"I don't think it's any coincidence that some of the best start-ups in the last 15 years are products of Stanford," he said. "One of the things that I kind of took for granted was that it was such an eclectic group of students that made up the student body, that promoted different ideals and challenged each other to try out different concepts. That's something that kind of led me into my own entrepreneurship."
Begay was recently selected the recipient of the Charlie Bartlett Award by the Golf Writers Association of America and received the award last night at the Masters Tournament in Augusta, Georgia. The award is given to a professional golfer for his/her unselfish contributions to the betterment of society. Former winners include Patty Berg, Arnold Palmer, Betsy King, Tom Watson, Payne Stewart, Jack Nicklaus, Greg Norman, Lorena Ochoa, Ernie Els, and Woods.
"That's a huge accolade for our organization," said Begay, who recently spoke at the "Building Healthy Communities" panel at the Clinton Foundation Health Forum at the Humana Challenge near Palm Springs, California. "Just like so many people that went to Stanford, we want to make an impact on social change. If we can't utilize the success, whether it's by financial or intellectual means, to improve society or our own communities, then it's kind of a selfish endeavor we're on.
"I've used all the experiences that I've acquired through golf and all the great people I've been fortunate enough to meet and tried to leverage those relationships into our foundation. And that's an inspiration that comes from Stanford."
Begay has always thought outside the box. He was the first professional golfer to develop a unique putting style utilizing a putter with playing faces on both the front and back of the head, allowing him to putt right-handed for right-to-left putts and left-handed for left-to-right putts.

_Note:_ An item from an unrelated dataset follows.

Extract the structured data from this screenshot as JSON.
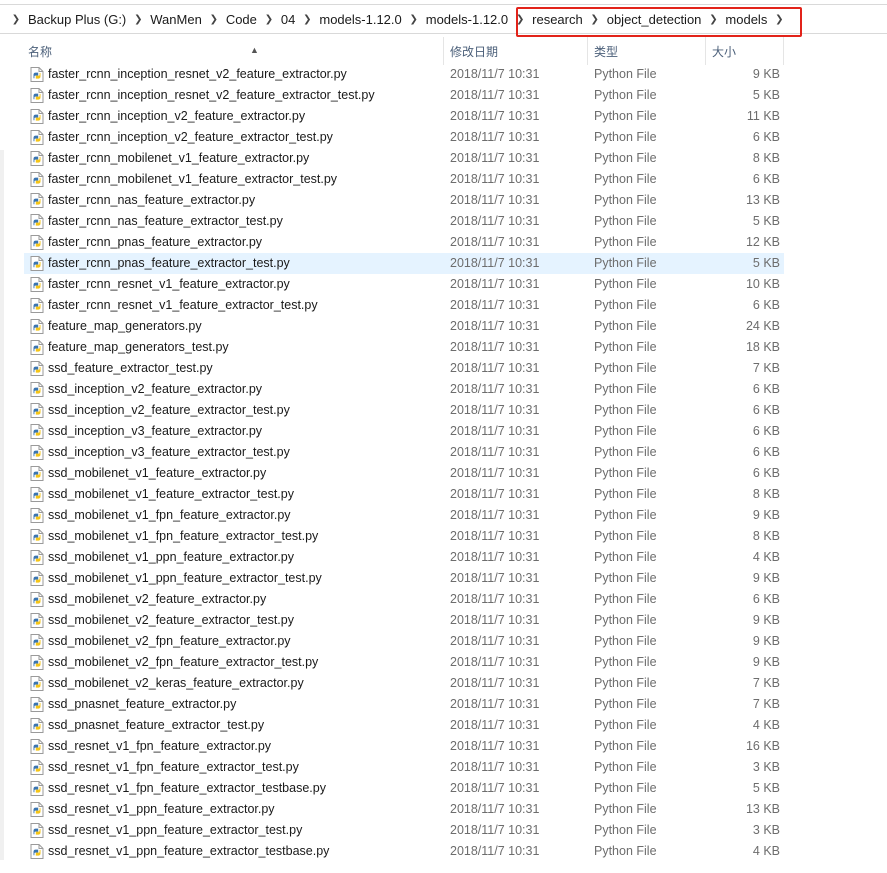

Although Begay's playing career has been hampered by lower back injuries, when healthy, he's a force. He shot 62 in the second round of the 1995 NCAA Championship, and he fired a 59 in 1998 at the Nike Tour Dominion Open, one of only a handful of professional golfers to break the magic 60 number in competition.
"I'm going to try and get back out there full-time if I can," he said. "I'm much closer to the end of my career than the beginning--it's kind of a crossroads for me, so if there's any way that I can find a good enough position with my body to do it, I'm going to keep going."
Admittedly, his priorities have changed.
"I want to be a good husband and a good father," said Begay. "Golf is now a distant third."
Begay still keeps in close contact with Woods. For the third consecutive year, Begay will work at the Golf Channel during the Masters as a guest analyst.
"Our friendship hasn't changed from the day we met over 20 years ago," he said. "I've been there through the good times and the bad times, and hopefully now we'll see a resurgence in his game, which I think is great. But the important thing is I think he's evolved as a person and he's learned from his experiences and hopefully he will be able to impart that in his own life down the road."
Mark Soltau has been writing about amateur and professional sports for 34 years. The Palo Alto native spent 16 years at the San Francisco Examiner covering Stanford Athletics, the 49ers and golf, earning many national writing awards. In 1997, Soltau became a Bay Area columnist and national golf writer for CBS Sportsline and was also named editor of Tigerwoods.com. In 2002, he joined Golf Digest as a Contributing Editor and has covered 70 major championships.